All shapes of certain type are rendered using GPU instancing, this means it takes only about 6 drawcalls to render all shapes in the worst case. Here is how the game dispatches draw calls. Note: this code is a heavily simplified for the sake of clarity.

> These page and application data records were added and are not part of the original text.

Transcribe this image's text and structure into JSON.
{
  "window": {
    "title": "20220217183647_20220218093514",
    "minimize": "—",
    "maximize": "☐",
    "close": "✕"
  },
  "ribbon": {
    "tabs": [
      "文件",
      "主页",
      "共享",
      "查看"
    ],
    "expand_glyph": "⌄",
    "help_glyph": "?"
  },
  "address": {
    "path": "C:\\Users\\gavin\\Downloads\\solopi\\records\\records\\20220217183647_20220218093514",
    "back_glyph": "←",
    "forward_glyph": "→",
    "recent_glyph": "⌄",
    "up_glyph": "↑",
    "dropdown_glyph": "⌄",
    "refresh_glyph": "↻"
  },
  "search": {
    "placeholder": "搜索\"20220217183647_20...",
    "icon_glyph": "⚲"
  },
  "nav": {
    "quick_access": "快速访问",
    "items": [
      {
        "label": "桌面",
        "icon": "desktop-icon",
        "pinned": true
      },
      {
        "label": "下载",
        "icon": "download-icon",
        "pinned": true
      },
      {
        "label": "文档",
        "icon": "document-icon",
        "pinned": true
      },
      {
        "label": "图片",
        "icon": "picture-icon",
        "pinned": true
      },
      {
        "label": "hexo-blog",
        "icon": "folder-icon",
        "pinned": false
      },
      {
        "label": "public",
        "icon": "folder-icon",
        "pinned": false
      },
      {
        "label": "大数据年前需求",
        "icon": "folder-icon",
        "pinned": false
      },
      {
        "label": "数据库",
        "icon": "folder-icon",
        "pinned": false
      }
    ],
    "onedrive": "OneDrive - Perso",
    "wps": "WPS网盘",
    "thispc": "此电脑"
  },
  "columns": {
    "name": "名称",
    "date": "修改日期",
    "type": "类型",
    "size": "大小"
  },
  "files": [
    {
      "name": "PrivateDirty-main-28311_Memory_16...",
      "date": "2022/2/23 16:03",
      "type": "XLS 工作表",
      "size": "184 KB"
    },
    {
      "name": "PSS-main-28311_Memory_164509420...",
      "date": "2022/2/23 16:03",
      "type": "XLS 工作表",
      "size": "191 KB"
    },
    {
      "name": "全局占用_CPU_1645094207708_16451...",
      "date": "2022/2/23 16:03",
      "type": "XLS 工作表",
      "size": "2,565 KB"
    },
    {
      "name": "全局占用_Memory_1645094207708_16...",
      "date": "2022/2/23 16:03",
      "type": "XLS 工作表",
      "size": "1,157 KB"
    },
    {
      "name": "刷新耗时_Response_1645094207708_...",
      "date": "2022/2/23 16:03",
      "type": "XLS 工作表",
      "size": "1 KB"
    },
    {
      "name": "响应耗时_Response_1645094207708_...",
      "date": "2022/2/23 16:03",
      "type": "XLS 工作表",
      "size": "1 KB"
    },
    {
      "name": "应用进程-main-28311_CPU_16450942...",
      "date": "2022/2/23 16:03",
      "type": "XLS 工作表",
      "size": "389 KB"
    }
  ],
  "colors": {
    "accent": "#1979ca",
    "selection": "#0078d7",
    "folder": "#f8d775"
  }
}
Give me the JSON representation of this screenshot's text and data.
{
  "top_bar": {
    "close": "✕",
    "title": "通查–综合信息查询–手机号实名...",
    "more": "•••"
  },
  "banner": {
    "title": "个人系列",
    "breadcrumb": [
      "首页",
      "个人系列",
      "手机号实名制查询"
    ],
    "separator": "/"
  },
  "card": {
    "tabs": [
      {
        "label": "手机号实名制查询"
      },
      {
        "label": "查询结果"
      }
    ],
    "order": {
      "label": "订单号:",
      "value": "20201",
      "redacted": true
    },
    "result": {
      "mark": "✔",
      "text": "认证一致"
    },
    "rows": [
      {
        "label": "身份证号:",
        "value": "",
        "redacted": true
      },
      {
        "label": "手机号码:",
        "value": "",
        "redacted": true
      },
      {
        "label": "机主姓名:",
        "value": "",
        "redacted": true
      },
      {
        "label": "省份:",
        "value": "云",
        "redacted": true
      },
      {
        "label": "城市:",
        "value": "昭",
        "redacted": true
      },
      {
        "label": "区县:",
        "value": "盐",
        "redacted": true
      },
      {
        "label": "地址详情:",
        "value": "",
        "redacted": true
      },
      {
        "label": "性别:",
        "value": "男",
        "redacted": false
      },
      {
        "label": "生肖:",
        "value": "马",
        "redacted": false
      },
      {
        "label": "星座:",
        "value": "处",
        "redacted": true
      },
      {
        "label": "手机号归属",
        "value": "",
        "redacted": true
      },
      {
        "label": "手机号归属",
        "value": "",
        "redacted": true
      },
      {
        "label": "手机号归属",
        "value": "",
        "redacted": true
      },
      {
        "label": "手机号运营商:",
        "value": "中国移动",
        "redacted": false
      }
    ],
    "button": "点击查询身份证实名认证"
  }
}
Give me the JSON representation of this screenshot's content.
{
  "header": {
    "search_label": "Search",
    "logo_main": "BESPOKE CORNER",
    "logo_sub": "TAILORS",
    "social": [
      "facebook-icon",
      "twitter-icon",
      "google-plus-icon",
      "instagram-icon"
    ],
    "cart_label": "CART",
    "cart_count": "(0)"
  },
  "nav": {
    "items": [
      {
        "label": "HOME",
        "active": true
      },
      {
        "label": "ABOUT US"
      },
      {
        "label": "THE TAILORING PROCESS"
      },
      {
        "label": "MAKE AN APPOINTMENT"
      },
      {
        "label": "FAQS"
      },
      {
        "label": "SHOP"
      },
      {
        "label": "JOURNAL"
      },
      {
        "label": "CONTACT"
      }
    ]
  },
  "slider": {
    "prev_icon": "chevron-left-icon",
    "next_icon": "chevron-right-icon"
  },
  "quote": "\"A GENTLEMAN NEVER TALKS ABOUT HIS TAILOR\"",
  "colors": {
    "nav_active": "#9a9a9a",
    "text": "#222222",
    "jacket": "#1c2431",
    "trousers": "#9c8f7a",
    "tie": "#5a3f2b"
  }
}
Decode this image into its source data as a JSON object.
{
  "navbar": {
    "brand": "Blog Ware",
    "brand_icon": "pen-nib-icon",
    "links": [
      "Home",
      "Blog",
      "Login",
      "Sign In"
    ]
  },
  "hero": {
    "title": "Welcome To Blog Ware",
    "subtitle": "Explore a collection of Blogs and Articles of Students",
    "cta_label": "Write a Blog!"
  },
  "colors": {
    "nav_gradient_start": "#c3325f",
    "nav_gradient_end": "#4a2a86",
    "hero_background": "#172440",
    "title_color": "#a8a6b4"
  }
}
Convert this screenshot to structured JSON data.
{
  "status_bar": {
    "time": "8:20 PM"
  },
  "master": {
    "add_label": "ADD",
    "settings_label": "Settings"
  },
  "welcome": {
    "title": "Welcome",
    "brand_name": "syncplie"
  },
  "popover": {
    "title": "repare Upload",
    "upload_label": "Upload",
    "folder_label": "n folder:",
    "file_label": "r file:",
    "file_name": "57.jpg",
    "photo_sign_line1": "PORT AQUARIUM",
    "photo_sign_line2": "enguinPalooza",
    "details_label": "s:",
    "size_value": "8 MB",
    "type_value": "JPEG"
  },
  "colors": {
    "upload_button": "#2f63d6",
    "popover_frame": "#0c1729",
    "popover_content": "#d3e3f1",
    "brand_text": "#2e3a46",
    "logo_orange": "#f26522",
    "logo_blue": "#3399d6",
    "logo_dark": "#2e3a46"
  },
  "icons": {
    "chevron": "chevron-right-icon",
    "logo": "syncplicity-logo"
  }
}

 2// Apply projection matrix
 3sg.apply_uniforms(.VS, shaders.SLOT_shape_vs_params, sg_range(&shaders.Shape_Vs_Params{mvp = mvp}))
 4// For each shape type...
 5for &arr, shape in renderer.shape_instances {
 6    // Clear the instances when done, since it's immediate-mode
 7    defer clear(&arr)
 9    // Upload the instance data for a particular type to the GPU
10    sg.update_buffer(
11        renderer.shape_instance_bufs[shape],
12        {ptr = &arr[0], size = u64(size_of(Renderer_Shape_Instance) * len(arr))})
14    // Bind the mesh
15    sg.apply_bindings({
16        vertex_buffers = {
17            0 = renderer.shape_vertex_bufs[shape],
18            1 = renderer.shape_instance_bufs[shape]},
19        index_buffer = renderer.shape_index_bufs[shape]})
21    // Dispatch the drawcall for all instances of a shape.
22    // Single 'DrawIndexed' call when using D3D11
23    sg.draw(
24        base_element = 0,
25        num_elements = shape_num_elems[shape],
26        num_instances = len(arr))

Here is an example of one drawcall, in this case hexagons: shape drawcall

That’s it for the world render pass, here is the result so far: final texture

Postprocess pass

In the post processing pass, a shader takes the single channel world texture and does all post processing. That includes water reflections, palettization and outlines (in order).

The water relections involve calculating the UV coordinate from the reflected world-space coordinate, which is then sample the world texture again. So this is completely done in screenspace. The UV coordinate is also distorted with 1D and 2D perlin noise to make the surface look like actual water waves. The reflected color is also darkened the further from the water surface it is, and a soft vignette is applied around screen edges to make the transition smoother. The reflection is then blended with the world behind the water.

The palettization is there to convert the single-channel value to a RGB color. The value is used as an UV coordinate for looking up a color from a palette texture. Each biome in the game has a combination of colors to make it look more unique. The palette texture uses Nearest sampling mode, which is a stylistic choice.


Finally, the outlines are applied. Each pixel compares the depth value to it’s neighbors in a 5x5 block, and calculates outline weight based on that. The outline is applied to the already palettized color, to make it go towards pure black instead of the darkest palette color. It improves clarity, especially in biomes with a palette without much contrast.

postprocessed texture

Screenspace pass

Then all text character, icons, sprites and UI rectangles get drawn on top of the postprocessed image. There is nothing fancy about this step, but again, everything is drawn with just a couple of draw calls. This pass uses the depth buffer for ordering UI and text elements.

The UI, icons and text rendering are a big topic on their own, so I’ll leave that for later. I’m also considering switching from my own custom text rendeing to FontStash.

screenspace pass

Display pass

And that’s it for the rendering! The last render pass just draws the final image to the actual swapchain texture, which gets displayed on your monitor.


The renderer spends up to 50 microseconds on the CPU submitting the commands. At the time of writing, it takes around 100 microseconds on a RTX2060 to actually draw everything.

This is CPU profiler trace using Spall:

cpu trace

Here is another profiler trace, this time from the GPU using PIX:

gpu trace

And here is the entire renderdoc capture of the game. The entire thing is just a couple of draw calls and buffer uploads.